Tuesday, April 24, 2012
A rather notorious designer that I admire wrote in her coffee table book, something about house plants being silly and looking like an awful band aid to fill up an empty corner….
Now while I can certainly agree that some people do use houseplants in a fill-in-the-blank sort of way, their misguided and seemingly un-stylish efforts certainly should not preclude the rest of us from cultivating house plants!
Placing a variety of plants indoors helps to create a visual calm connecting our subconscious minds with the beauty of the outdoors. In addition to potentially elevating your home's aesthetic, house plants can contribute to improved indoor air quality. Just as plants create oxygen and purify air outdoors, an adequate amount of live plant material indoors can create similar improved effects.
Care should be taken to incorporate locations for indoor plants and coordinate selections of pottery and decorative containers as part of your design plan. Large indoor trees don't work well as an after thought!

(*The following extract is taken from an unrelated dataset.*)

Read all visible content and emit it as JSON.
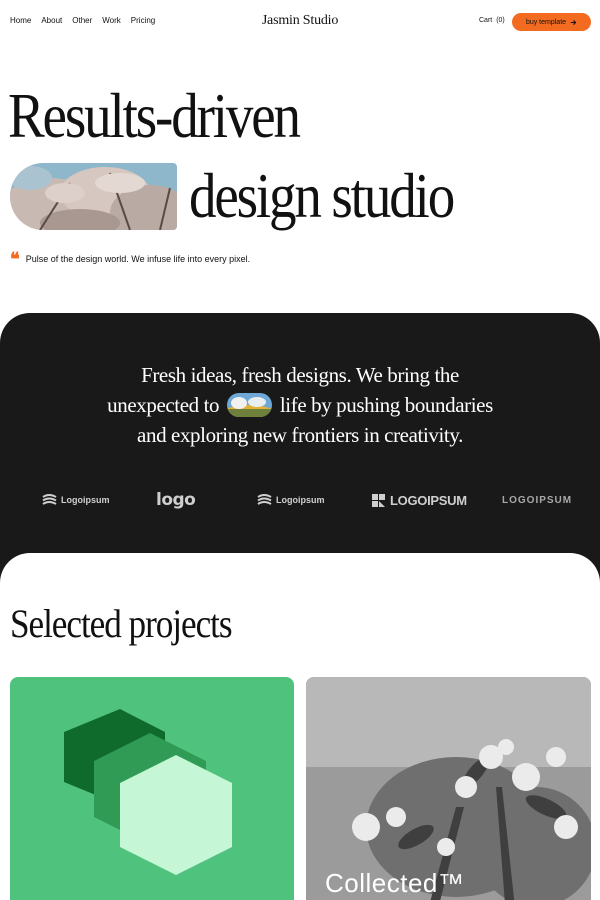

While all plants create oxygen and help to purify the air, some plant types have been specially studied and approved by NASA (since the late 1980's) for the purpose of improving indoor air quality. NASA recommends 15 specimens in a 2000 SF area to positively impact indoor air quality. Some of the most accessible plants recommended by NASA's studies include: Philodendron, Dracaena and Ficus benjamina.
For more information about NASA and their studies with houseplants visit http://www.sti.nasa.gov/tto/Spinoff2007/ps_3.html
SARAH BARNARD is a member of the American Society of Interior Designers (ASID), is certified by the National Kitchen and Bath Association (NKBA), and is recognized by the International Institute for Bau-Biologie & Ecology as a Building Biology Practitioner (BBP) and by the United States Green Building Council as a Leadership in Energy and Environmental Design Accredited Professional (LEED AP). She serves on the Santa Monica Conservancy’s board of directors and specializes in green interior design and historic preservation. For more information about Sarah and her practice visit www.sarahbarnard.com